As much of the science that is taught in Abuja secondary schools is contained within classrooms and exam halls, there is little emphasis placed on the role that research has to play in the scientific process. Fakoya’s Lang Project, the Abuja Science and Community Resource Centre (ASCRC), will be a non-profit initiative that aims to provide an enriching environment where secondary school students in the Abuja region of Nigeria can explore the ways in which they can bridge the divide between their science education and their communities. By creating and deploying context appropriate science curricula that enrich rather than replace the science curricula currently in place in schools, the ASCRC will enable students to discover pathways in which the scientific principles they learn in school can be applied in ways that leave a positive impact in their communities. Fakoya, a writing associate and student academic mentor, is from Warri, Nigeria.
Chase Fuller ’17: Sabemos: Financial Empowerment for Recently Immigrated Communities
For his Lang Project, Fuller plans to develop a financial empowerment program, Sabemos, tailored to the needs of recently immigrated Latino communities in Philadelphia, Pa., and then to scale up the target population as the curriculum receives community input, gaining traction and nuance. The fundamental issue is one of access. Extensive bodies of research thoroughly detail safe personal finance habits.
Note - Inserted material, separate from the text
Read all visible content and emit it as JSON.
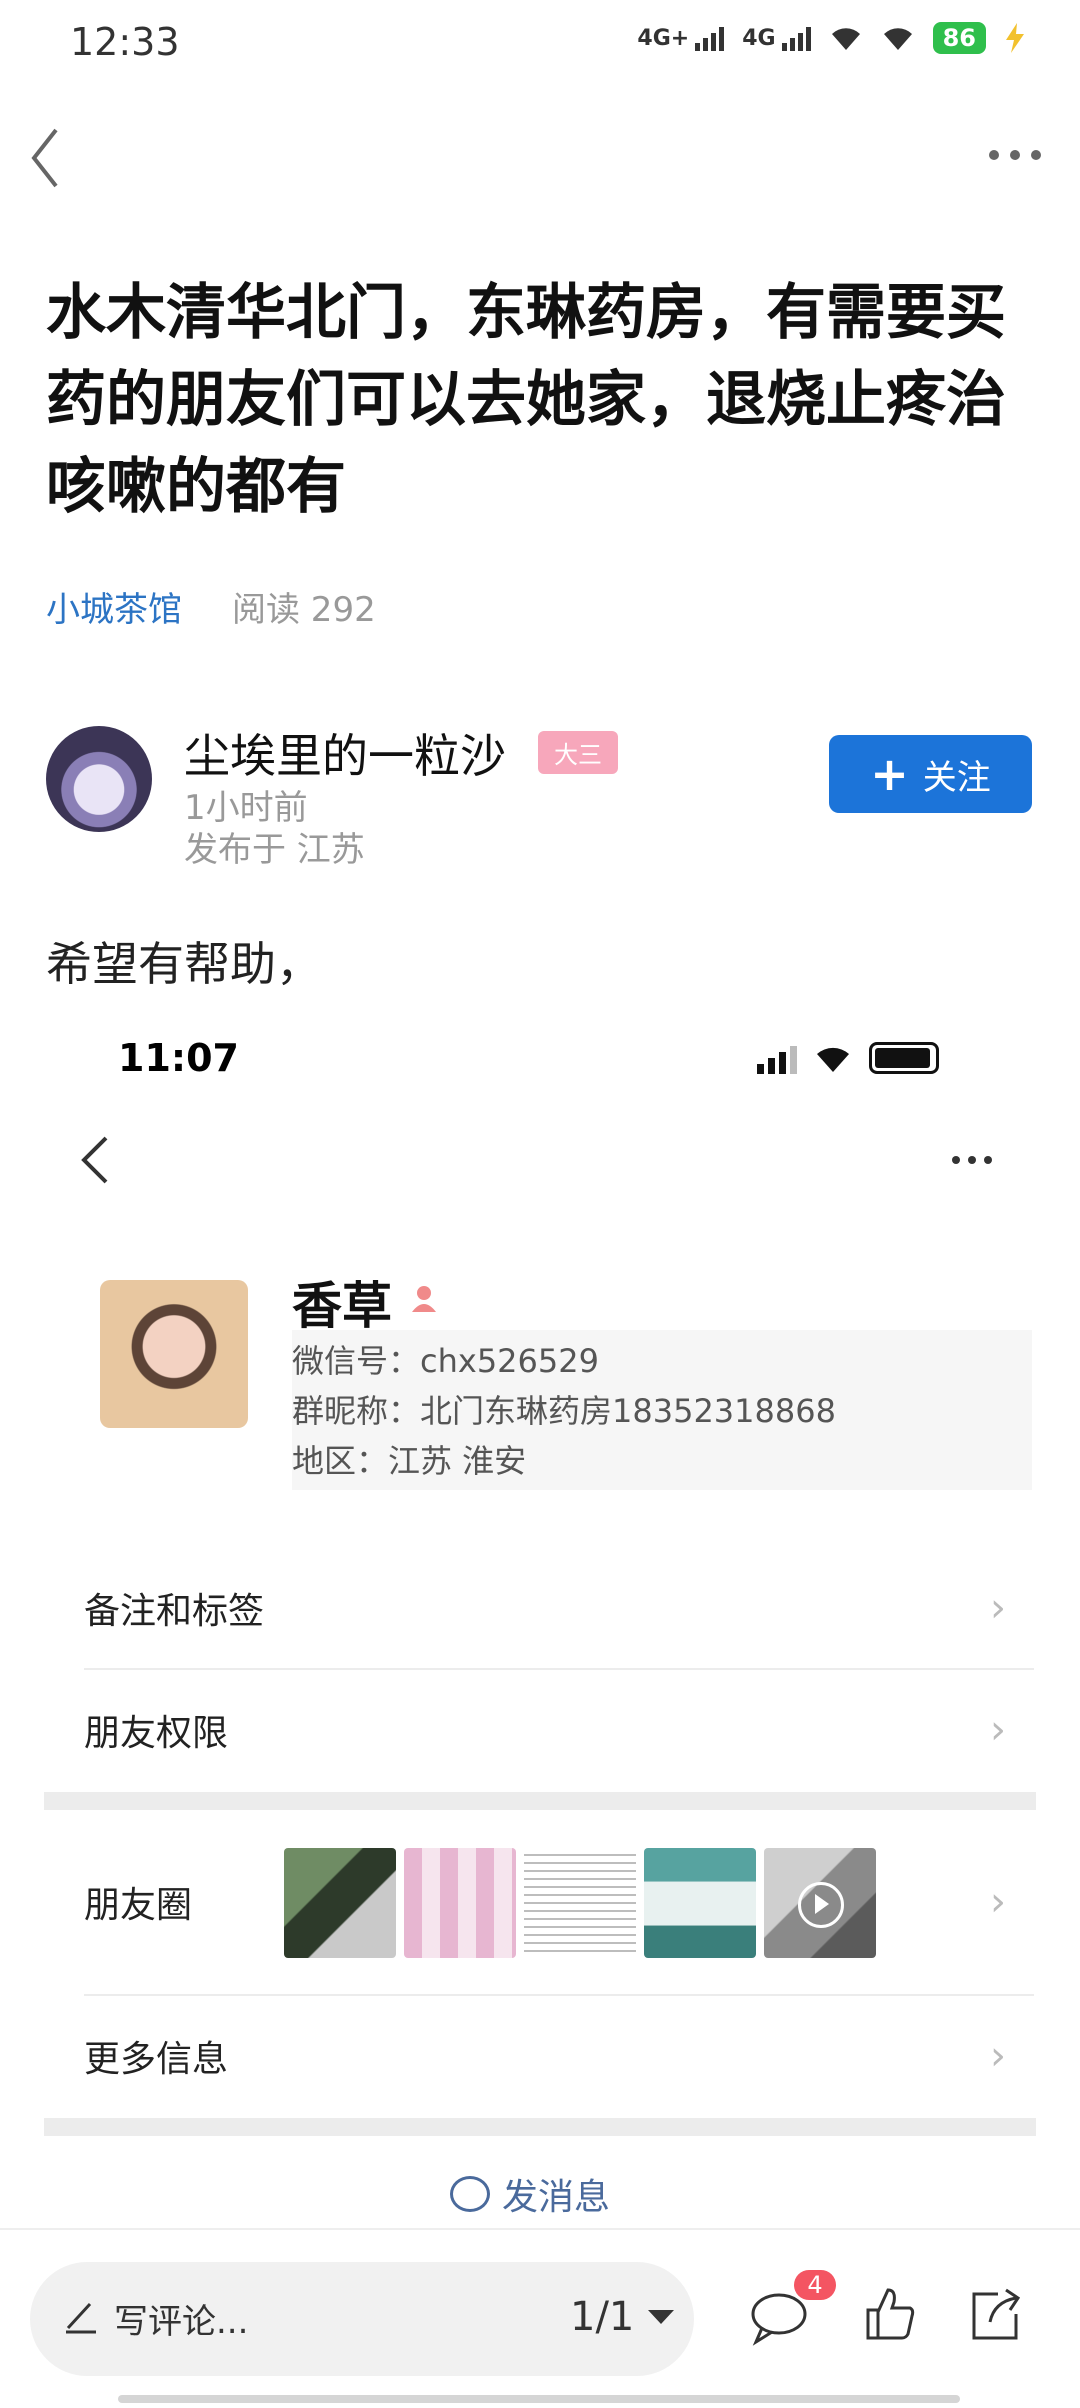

But this information is distributed in a structurally unequal way. Too often, recently immigrated peoples suffer from a disparity in power mediated through the unequal allocation of knowledge. At its broadest aspiration, Fuller’s project seeks to mitigate the asymmetrical distribution of financial information through accessible programming on specific, relevant aspects of economic life in the United States. Fuller, a member of the men's lacrosse team, is from Denver, Colo.
Sedinam Worlanyo ’17: NextGen Vocational Leaders
The rural village of Odoben in the Asikuma-Odoben-Brakwa district of Ghana experiences slow economic development which has resulted in rural-urban migration of the district members to urban cities like Accra, Worlanyo's hometown. Approximately 700 students attend the community’s sole senior high school; it is the only academic institution present within the district for training young people for the job market in this community. Graduating students lack knowledge in basic marketing, financial, technological, entrepreneurial, and innovation skills that they would need to thrive in their future careers. Worlanyo proposes to set up a dedicated entrepreneurial/ innovation space, NextGen Vocational Leaders, to develop an entrepreneur mentorship network, to provide instruction on digital literacy and entrepreneurial skills, and to arrange for apprenticeships. Worlanyo is a prospective computer science and economics major and is also a member of the gospel choir.
The Eugene M. Lang Opportunity Scholarship Program each year selects up to six members of Swarthmore's sophomore class as Lang Scholars. Selection criteria include distinguished academic and extra-curricular achievement, leadership qualities, and demonstrated commitment to civic and social responsibility. As its central feature, the program offers each scholar the opportunity and related funding to conceive, design, and carry out an opportunity project that creates a needed social resource and/or effects a significant social change or improved condition of a community in the United States or abroad. In addition, it offers each Scholar a diverse succession of undergraduate and graduate financial and other benefits. The program was conceived and endowed by Eugene M. Lang '38.